Like most of India, Delhi gets almost all of its rain in one season, the monsoon, lasting roughly from June to October. Riverbeds must be large enough to move the monsoon's masses of water, so the rest of the year they look like trickles with vast banks of open land. Shacks gather along the channels in a process that feels organic, just as certain plants and animals would gather here. The water is not clean, and certainly not drinkable, but it is better than nothing at meeting some basic needs.
I crossed on a low bridge and wanted to continue on the other side, but found myself channeled into a dirt road parallel to the water. Shacks lined it on both sides, and people of all ages were everywhere. Here, for the first time, I felt a real discomfort about my own presence. There were no tourists here, of course, so nobody was bothering me. It was a sensation of friction between who I am and what this is, that I may be doing some damage just by being here.
I feared that if I slowed down to look, I would find these shacks and their occupants beautiful. And that if I allowed myself to see that, I'd end up sentimentalizing their poverty in a way that felt obscene.
So yes, it was a relief to find at last an exit from the long corridor of shacks, and break out into more humdrum suburbs. Now the signs welcomed me to the Lodhi Colony, and this rang a bell from my earlier studies of the map. It meant I was near the Lodhi Gardens.
Designed around a collection of tombs from the pre-Mughal Lodhi dynasty (1451-1526), the Lodhi Gardens are the tiniest squiggle of green on the vast brown map of Delhi, but their position in the inner city makes them a refuge.

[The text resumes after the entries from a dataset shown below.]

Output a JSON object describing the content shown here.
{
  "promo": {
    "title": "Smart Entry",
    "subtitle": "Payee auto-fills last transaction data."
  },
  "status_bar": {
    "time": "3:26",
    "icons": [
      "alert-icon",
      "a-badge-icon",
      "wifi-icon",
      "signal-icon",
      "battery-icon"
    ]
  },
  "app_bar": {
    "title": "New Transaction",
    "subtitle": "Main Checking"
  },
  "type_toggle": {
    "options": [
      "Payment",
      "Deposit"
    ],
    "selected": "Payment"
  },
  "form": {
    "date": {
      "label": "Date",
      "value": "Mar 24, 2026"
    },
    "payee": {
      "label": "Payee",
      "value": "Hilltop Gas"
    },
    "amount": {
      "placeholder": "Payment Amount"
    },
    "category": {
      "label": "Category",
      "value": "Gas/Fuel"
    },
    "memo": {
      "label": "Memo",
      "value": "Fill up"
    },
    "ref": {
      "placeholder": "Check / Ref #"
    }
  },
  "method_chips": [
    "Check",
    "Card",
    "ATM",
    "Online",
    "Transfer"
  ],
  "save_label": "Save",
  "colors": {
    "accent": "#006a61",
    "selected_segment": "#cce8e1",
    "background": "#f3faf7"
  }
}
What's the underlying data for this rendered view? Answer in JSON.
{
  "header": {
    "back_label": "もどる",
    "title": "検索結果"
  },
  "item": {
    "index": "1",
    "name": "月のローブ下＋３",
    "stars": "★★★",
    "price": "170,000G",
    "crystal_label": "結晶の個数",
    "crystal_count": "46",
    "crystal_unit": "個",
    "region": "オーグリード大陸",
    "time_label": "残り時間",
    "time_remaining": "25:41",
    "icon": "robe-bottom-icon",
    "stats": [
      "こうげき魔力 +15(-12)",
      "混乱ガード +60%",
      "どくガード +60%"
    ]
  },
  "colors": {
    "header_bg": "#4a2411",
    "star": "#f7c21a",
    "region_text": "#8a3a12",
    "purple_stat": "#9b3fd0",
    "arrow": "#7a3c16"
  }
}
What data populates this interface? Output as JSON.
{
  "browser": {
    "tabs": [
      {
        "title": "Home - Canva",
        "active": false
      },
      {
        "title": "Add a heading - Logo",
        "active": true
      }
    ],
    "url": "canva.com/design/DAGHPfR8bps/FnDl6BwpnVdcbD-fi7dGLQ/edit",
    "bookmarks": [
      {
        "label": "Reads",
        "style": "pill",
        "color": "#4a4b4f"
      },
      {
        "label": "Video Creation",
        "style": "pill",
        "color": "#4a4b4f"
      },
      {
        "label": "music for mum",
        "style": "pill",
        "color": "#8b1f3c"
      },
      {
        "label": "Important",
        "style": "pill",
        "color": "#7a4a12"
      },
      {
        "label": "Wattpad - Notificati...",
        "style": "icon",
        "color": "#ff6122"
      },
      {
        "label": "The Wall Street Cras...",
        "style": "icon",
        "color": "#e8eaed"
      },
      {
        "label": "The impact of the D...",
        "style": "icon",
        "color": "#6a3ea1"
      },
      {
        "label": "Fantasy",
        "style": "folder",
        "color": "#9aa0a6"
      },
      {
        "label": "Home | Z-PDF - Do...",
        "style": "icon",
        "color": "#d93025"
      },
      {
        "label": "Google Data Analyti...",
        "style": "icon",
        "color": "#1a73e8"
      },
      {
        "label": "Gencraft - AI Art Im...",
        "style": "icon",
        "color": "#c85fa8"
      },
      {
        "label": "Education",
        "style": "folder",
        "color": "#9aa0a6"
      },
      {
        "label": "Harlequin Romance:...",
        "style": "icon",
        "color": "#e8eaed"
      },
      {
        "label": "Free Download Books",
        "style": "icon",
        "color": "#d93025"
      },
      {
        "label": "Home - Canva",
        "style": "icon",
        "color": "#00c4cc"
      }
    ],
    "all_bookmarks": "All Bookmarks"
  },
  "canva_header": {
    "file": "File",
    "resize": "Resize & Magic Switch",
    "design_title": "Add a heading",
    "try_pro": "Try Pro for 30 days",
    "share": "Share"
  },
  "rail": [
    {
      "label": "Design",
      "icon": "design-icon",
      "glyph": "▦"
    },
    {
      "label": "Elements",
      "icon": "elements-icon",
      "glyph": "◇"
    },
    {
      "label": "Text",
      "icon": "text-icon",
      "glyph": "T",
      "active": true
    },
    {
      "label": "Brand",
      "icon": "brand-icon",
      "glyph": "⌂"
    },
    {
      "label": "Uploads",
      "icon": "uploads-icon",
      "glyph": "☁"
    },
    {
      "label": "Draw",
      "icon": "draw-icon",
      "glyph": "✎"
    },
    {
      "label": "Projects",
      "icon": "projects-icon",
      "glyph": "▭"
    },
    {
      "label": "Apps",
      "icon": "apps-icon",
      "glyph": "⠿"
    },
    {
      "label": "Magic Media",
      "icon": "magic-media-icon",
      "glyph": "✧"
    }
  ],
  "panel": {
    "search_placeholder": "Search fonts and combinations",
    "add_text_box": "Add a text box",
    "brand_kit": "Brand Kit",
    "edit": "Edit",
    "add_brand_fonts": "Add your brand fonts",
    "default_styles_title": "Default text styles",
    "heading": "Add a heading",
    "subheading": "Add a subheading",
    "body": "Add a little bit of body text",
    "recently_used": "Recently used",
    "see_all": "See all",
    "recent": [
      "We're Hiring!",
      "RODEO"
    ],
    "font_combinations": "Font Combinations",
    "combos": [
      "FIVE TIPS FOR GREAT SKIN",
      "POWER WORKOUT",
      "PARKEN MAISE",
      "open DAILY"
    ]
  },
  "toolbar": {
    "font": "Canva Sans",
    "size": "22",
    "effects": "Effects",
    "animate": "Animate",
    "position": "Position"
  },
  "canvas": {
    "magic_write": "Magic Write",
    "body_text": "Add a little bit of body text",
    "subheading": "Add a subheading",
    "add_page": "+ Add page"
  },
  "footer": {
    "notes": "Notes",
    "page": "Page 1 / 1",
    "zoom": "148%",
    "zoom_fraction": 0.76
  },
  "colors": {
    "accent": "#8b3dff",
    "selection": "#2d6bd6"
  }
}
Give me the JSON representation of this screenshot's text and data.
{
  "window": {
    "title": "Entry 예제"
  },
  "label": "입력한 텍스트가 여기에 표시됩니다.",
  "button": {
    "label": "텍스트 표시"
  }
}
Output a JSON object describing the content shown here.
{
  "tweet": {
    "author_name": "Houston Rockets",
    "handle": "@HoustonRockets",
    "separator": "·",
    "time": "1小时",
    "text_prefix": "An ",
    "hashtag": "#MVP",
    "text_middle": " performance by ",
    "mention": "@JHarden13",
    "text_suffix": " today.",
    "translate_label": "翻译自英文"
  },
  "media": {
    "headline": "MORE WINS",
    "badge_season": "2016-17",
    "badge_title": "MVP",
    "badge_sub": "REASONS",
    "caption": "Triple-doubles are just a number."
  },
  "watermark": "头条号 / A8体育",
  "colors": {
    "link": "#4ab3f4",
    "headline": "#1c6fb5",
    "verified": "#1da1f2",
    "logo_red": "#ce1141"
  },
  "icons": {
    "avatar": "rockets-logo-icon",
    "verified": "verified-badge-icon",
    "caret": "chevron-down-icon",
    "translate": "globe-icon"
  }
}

The tombs punctuate the place but do not dominate or frame it; the gardens are clearly first and foremost a place of public pleasure, in a comfortable mix of formal and naturalized styles. Here, for the first time in my walk, I saw open space carefully held open. Not gaping open space such as a beach would be, but comfortable outdoor rooms, well maintained and protected from "encroachment."
My walk continued beyond the gardens, but the gardens turned out to be the happy ending. Leaving the gardens I was suddenly in "New Delhi", the government district designed by Edward Lutyens for the British. If you've seen Paris or Washington, you know the look: grand wide boulevards, large roundabouts with monuments in the middle. Here and there were stately government buildings, but most of the street frontages are walls of compounds, gated with security guards. Paradoxically, this is the only part of Delhi with usable sidewalks, and the only one with practically no pedestrians.
To be a flaneur is almost impossible in such a place. (Flaneurie was invented in Paris, of course, but in the narrow lanes of the old city, not the boulevard-and-roundabout Paris of Haussmann.) The streets of New Delhi are all designed to lead us elsewhere rather than to celebrate where we are now. They form meaning only as a unifying structure too big for the pedestrian to sense. So I walked faster, crossing New Delhi quickly and coming to Connaught Place, the enormous roundabout on its northern edge. Here, alas, I was back in tourist-Delhi, and the hawkers gave me no peace until I finally found a taxi and called it a day.
So let's roll back to the happy ending. Lodhi Garden was the one place where I saw ordinary citizens interacting with the medieval tombs and mosques. They are small structures, the equivalent of four stories high with just one perfectly cool room inside.
As at the other mosque that I visited at length, here was a pleasure not just in touching something old. It was in watching that oldness touch other lives, right now.